ABC57 Investigates: Grave discoveries
MISHAWAKA, Ind. -- Buying a home is probably the biggest purchase you'll make. There are many things you should ask your agent about - like if the roof is good, whether the foundation is solid and if there's a big back yard. But have you ever asked what happened in the house before making that offer? You probably should.
Just behind the train tracks in Mishawaka is a house with a history.
If the walls could talk they might tell a story of death.
"My mother in law died right by this window where you are sitting with lung cancer back in 84," said homeowner Curtis Wright. "Also the original owner that lived here died in my bedroom."
And an 84 year woman old passed in her sleep.
"My grandmother died in that bedroom over there," said Wright.
Three deaths in his house and now he's experiencing mysterious happenings, footsteps and voices.
"Oh all kinds of weird stuff, like someone's walking around upstairs," said Wright. "This room here is the one where the TV turns on and off. Even if it's not plugged in."
None of it bothers Wright, but he can see how it would bother a future home buyer.
"Some people don't want to live where other people have died in the house," said Wright.
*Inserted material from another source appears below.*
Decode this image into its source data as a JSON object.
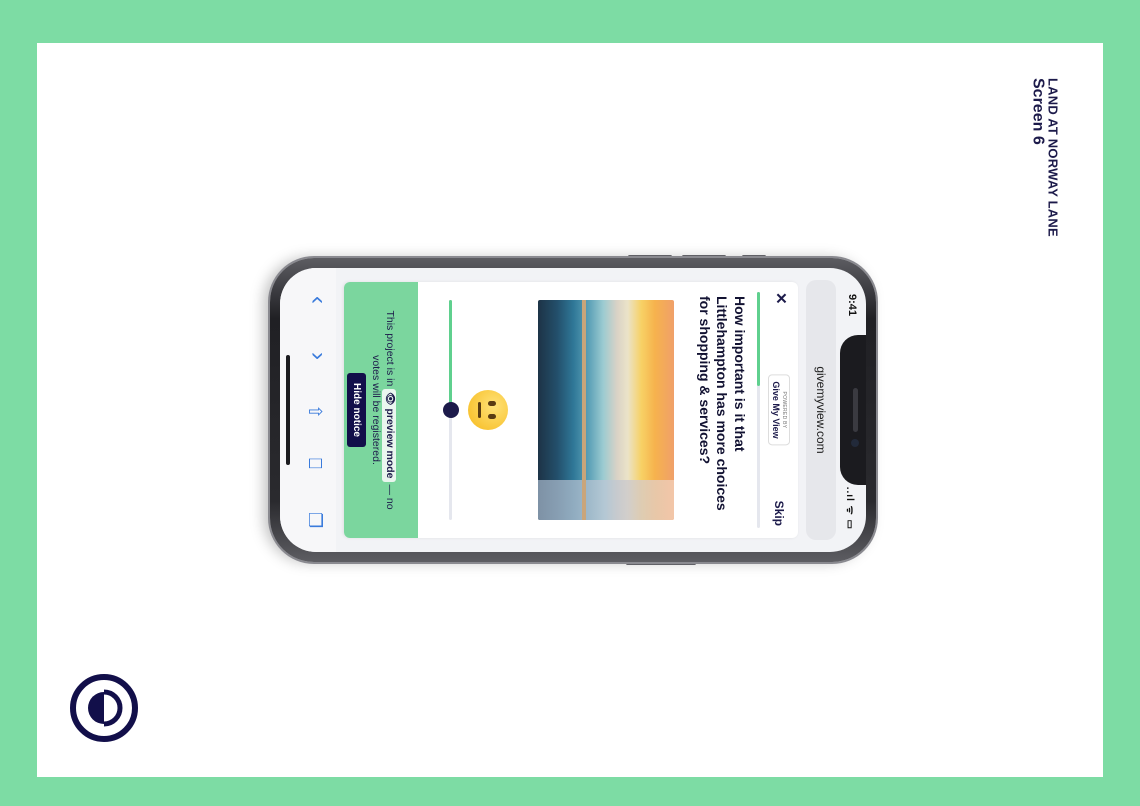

Would you want to know the history of a home before you signed on the dotted line.
Now there's a way to know if your bright real estate deal also holds a dark history.
It's called diedinhouse.com. It's $12 a search.
"Of course you wonder a little bit but I think it is an out of sight out of mind kind of thing," said Trish Gardini.
Gardini can't help but wonder about the past of her future home.
"If someone passed away of old age I think it would be not as big of a deal as murder suicide or a homicide," said Gardini.
At 901 Dayton Street, a man was found murdered and stuffed into a chest.
At 409 E. Woodside Street, a 34-year-old took his own life with a knife in 2008.
"I think it's great to give people knowledge," said realtor Jan Lazzara of Cressy Everett.
Lazzara does her best to keep creeped out clients in the know.
In Indiana, the law is loose and the burden is on the buyer to ask.
"It is not required by law to disclose but I always feel it's better to disclose if we know and as long as we have the seller's permission," said Lazzara.
She says you should ask neighbors, who often know more than most websites.
We asked a neighbor on Dayton Street.
"I would tell them his daughter hung herself and a couple months after that he got murdered," said the neighbor.
In case you're a skeptic, superstitious or just plain spooked out know that homes have a beginning and all homeowners have an ending.
Whether peaceful or tragic the story is no longer buried 6 feet under. It's one click - and $12 away.
When you research an address, the website will tell you any previous residents who have died, their date of death and if it happened at the house.
Then you can take that information and do a quick search to find the nature of the death.
The creator wouldn't give us their exact sources, but said they use a wide range of public and private databases to research addresses.